[Opening Given information section]
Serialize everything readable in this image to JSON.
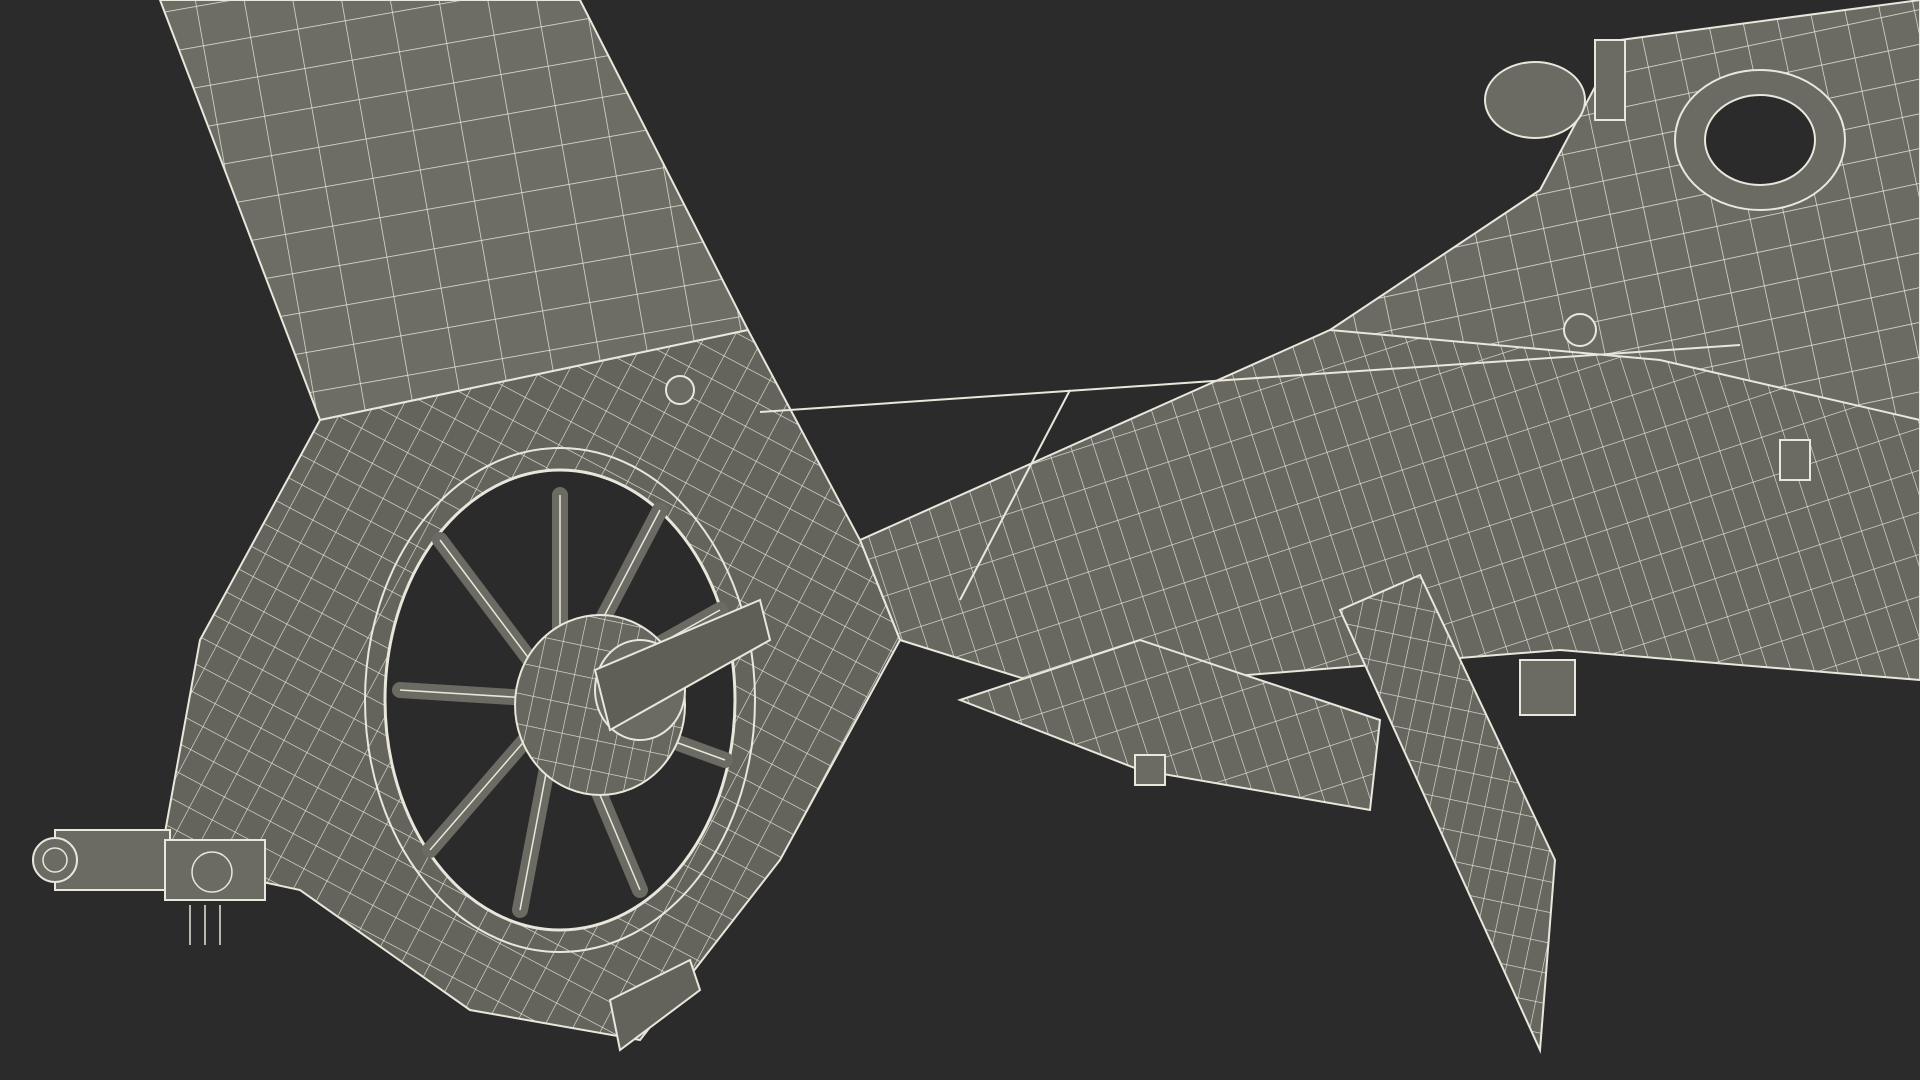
{
  "scene": {
    "background_color": "#2b2b2b",
    "surface_color": "#6b6b63",
    "surface_shade_color": "#5a5a53",
    "wire_color": "#e9e7dc",
    "subject": "helicopter-tail-wireframe"
  }
}
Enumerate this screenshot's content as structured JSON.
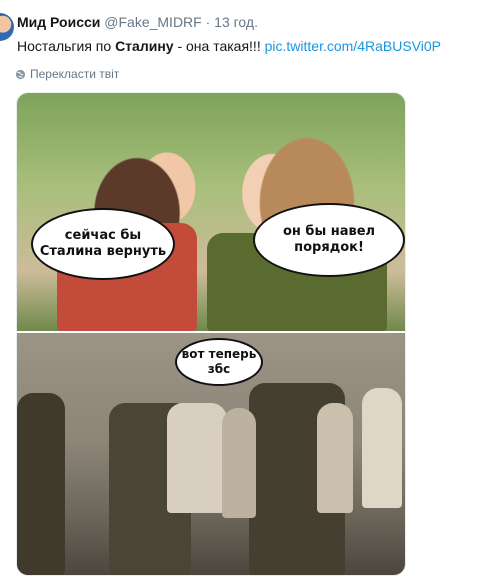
{
  "tweet": {
    "author_name": "Мид Роисси",
    "handle": "@Fake_MIDRF",
    "separator": "·",
    "time": "13 год.",
    "text_before": "Ностальгия по ",
    "text_bold": "Сталину",
    "text_after": " - она такая!!! ",
    "link": "pic.twitter.com/4RaBUSVi0P",
    "translate_label": "Перекласти твіт",
    "translate_icon": "globe-icon"
  },
  "image": {
    "bubbles": {
      "top_left": "сейчас бы Сталина вернуть",
      "top_right": "он бы навел порядок!",
      "bottom": "вот теперь збс"
    }
  }
}
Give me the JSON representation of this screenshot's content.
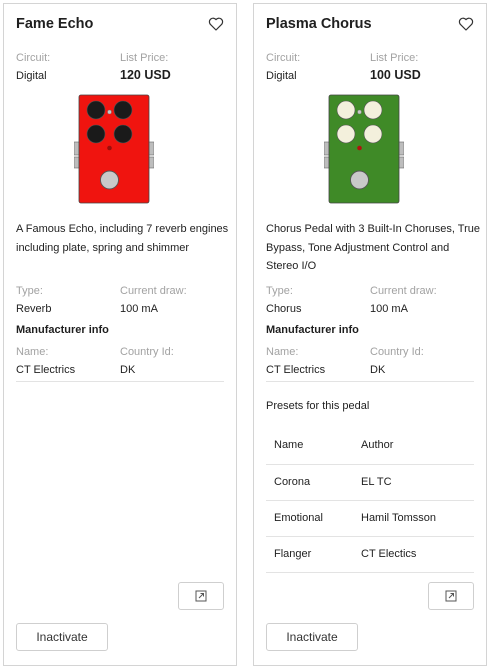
{
  "cards": [
    {
      "title": "Fame Echo",
      "circuit_label": "Circuit:",
      "circuit_value": "Digital",
      "price_label": "List Price:",
      "price_value": "120 USD",
      "pedal_color": "#f0140f",
      "knob_color": "#1a1a1a",
      "description": "A Famous Echo, including 7 reverb engines including plate, spring and shimmer",
      "type_label": "Type:",
      "type_value": "Reverb",
      "draw_label": "Current draw:",
      "draw_value": "100 mA",
      "manufacturer_heading": "Manufacturer info",
      "name_label": "Name:",
      "name_value": "CT Electrics",
      "country_label": "Country Id:",
      "country_value": "DK",
      "inactivate_label": "Inactivate"
    },
    {
      "title": "Plasma Chorus",
      "circuit_label": "Circuit:",
      "circuit_value": "Digital",
      "price_label": "List Price:",
      "price_value": "100 USD",
      "pedal_color": "#3f8a27",
      "knob_color": "#f3f0dc",
      "description": "Chorus Pedal with 3 Built-In Choruses, True Bypass, Tone Adjustment Control and Stereo I/O",
      "type_label": "Type:",
      "type_value": "Chorus",
      "draw_label": "Current draw:",
      "draw_value": "100 mA",
      "manufacturer_heading": "Manufacturer info",
      "name_label": "Name:",
      "name_value": "CT Electrics",
      "country_label": "Country Id:",
      "country_value": "DK",
      "presets_title": "Presets for this pedal",
      "presets_headers": [
        "Name",
        "Author"
      ],
      "presets": [
        {
          "name": "Corona",
          "author": "EL TC"
        },
        {
          "name": "Emotional",
          "author": "Hamil Tomsson"
        },
        {
          "name": "Flanger",
          "author": "CT Electics"
        }
      ],
      "inactivate_label": "Inactivate"
    }
  ],
  "icons": {
    "favorite": "heart-outline-icon",
    "open": "open-external-icon"
  }
}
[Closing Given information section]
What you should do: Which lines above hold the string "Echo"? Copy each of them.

Task output:
      "title": "Fame Echo",
      "description": "A Famous Echo, including 7 reverb engines including plate, spring and shimmer",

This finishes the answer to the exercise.